/---

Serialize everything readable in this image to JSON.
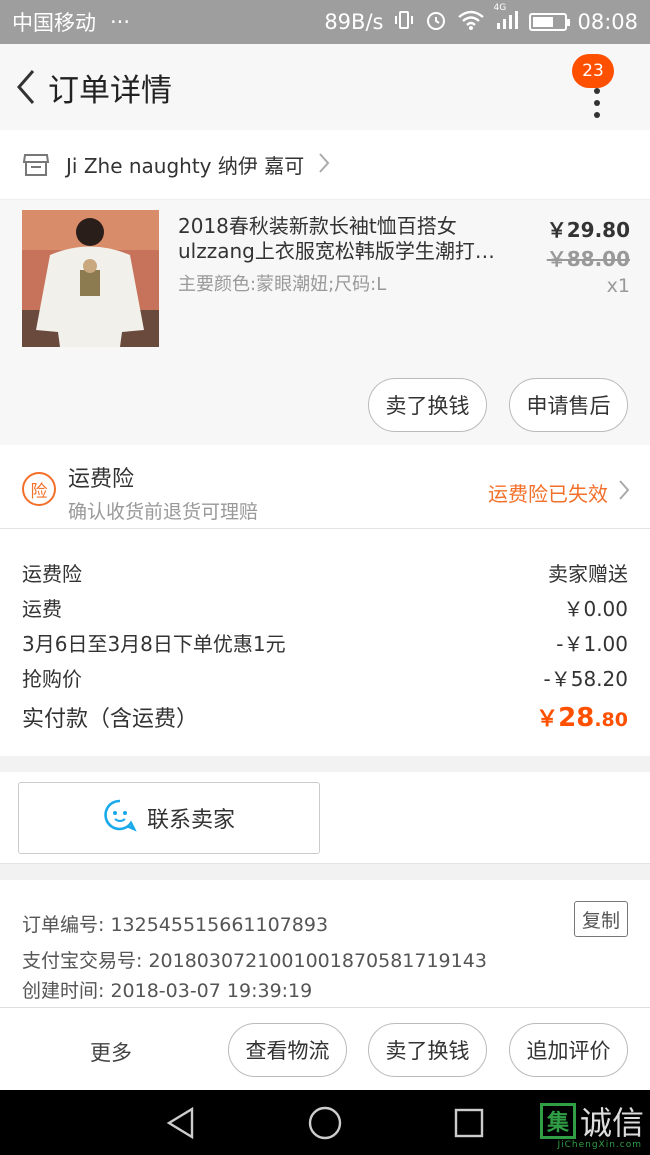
{
  "status_bar": {
    "carrier": "中国移动",
    "dots": "···",
    "speed": "89B/s",
    "network_badge": "4G",
    "time": "08:08",
    "battery_level": 0.65,
    "icons": [
      "vibrate-icon",
      "alarm-icon",
      "wifi-icon",
      "signal-icon",
      "battery-icon"
    ]
  },
  "header": {
    "title": "订单详情",
    "badge_count": "23"
  },
  "shop": {
    "name": "Ji Zhe naughty 纳伊 嘉可"
  },
  "product": {
    "title": "2018春秋装新款长袖t恤百搭女ulzzang上衣服宽松韩版学生潮打…",
    "sku": "主要颜色:蒙眼潮妞;尺码:L",
    "price": "￥29.80",
    "original_price": "￥88.00",
    "quantity": "x1",
    "buttons": {
      "resell": "卖了换钱",
      "after_sale": "申请售后"
    }
  },
  "insurance": {
    "icon_text": "险",
    "title": "运费险",
    "subtitle": "确认收货前退货可理赔",
    "status": "运费险已失效"
  },
  "costs": {
    "rows": [
      {
        "label": "运费险",
        "value": "卖家赠送"
      },
      {
        "label": "运费",
        "value": "￥0.00"
      },
      {
        "label": "3月6日至3月8日下单优惠1元",
        "value": "-￥1.00"
      },
      {
        "label": "抢购价",
        "value": "-￥58.20"
      }
    ],
    "total_label": "实付款（含运费）",
    "total_symbol": "￥",
    "total_int": "28",
    "total_dec": ".80"
  },
  "contact": {
    "label": "联系卖家"
  },
  "order_info": {
    "order_no": "订单编号: 132545515661107893",
    "alipay_no": "支付宝交易号: 2018030721001001870581719143",
    "created": "创建时间: 2018-03-07 19:39:19",
    "copy_label": "复制"
  },
  "bottom_bar": {
    "more": "更多",
    "logistics": "查看物流",
    "resell": "卖了换钱",
    "review": "追加评价"
  },
  "watermark": {
    "logo_char": "集",
    "text": "诚信",
    "sub": "JiChengXin.com"
  },
  "colors": {
    "accent": "#ff5000",
    "insurance_orange": "#f3702a",
    "status_bar": "#9e9e9e"
  }
}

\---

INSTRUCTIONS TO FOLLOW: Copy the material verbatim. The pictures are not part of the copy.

RESULT FOR THIS TASK:
Serialize everything readable in this image to JSON.
{
  "status_bar": {
    "carrier": "中国移动",
    "dots": "···",
    "speed": "89B/s",
    "network_badge": "4G",
    "time": "08:08",
    "battery_level": 0.65,
    "icons": [
      "vibrate-icon",
      "alarm-icon",
      "wifi-icon",
      "signal-icon",
      "battery-icon"
    ]
  },
  "header": {
    "title": "订单详情",
    "badge_count": "23"
  },
  "shop": {
    "name": "Ji Zhe naughty 纳伊 嘉可"
  },
  "product": {
    "title": "2018春秋装新款长袖t恤百搭女ulzzang上衣服宽松韩版学生潮打…",
    "sku": "主要颜色:蒙眼潮妞;尺码:L",
    "price": "￥29.80",
    "original_price": "￥88.00",
    "quantity": "x1",
    "buttons": {
      "resell": "卖了换钱",
      "after_sale": "申请售后"
    }
  },
  "insurance": {
    "icon_text": "险",
    "title": "运费险",
    "subtitle": "确认收货前退货可理赔",
    "status": "运费险已失效"
  },
  "costs": {
    "rows": [
      {
        "label": "运费险",
        "value": "卖家赠送"
      },
      {
        "label": "运费",
        "value": "￥0.00"
      },
      {
        "label": "3月6日至3月8日下单优惠1元",
        "value": "-￥1.00"
      },
      {
        "label": "抢购价",
        "value": "-￥58.20"
      }
    ],
    "total_label": "实付款（含运费）",
    "total_symbol": "￥",
    "total_int": "28",
    "total_dec": ".80"
  },
  "contact": {
    "label": "联系卖家"
  },
  "order_info": {
    "order_no": "订单编号: 132545515661107893",
    "alipay_no": "支付宝交易号: 2018030721001001870581719143",
    "created": "创建时间: 2018-03-07 19:39:19",
    "copy_label": "复制"
  },
  "bottom_bar": {
    "more": "更多",
    "logistics": "查看物流",
    "resell": "卖了换钱",
    "review": "追加评价"
  },
  "watermark": {
    "logo_char": "集",
    "text": "诚信",
    "sub": "JiChengXin.com"
  },
  "colors": {
    "accent": "#ff5000",
    "insurance_orange": "#f3702a",
    "status_bar": "#9e9e9e"
  }
}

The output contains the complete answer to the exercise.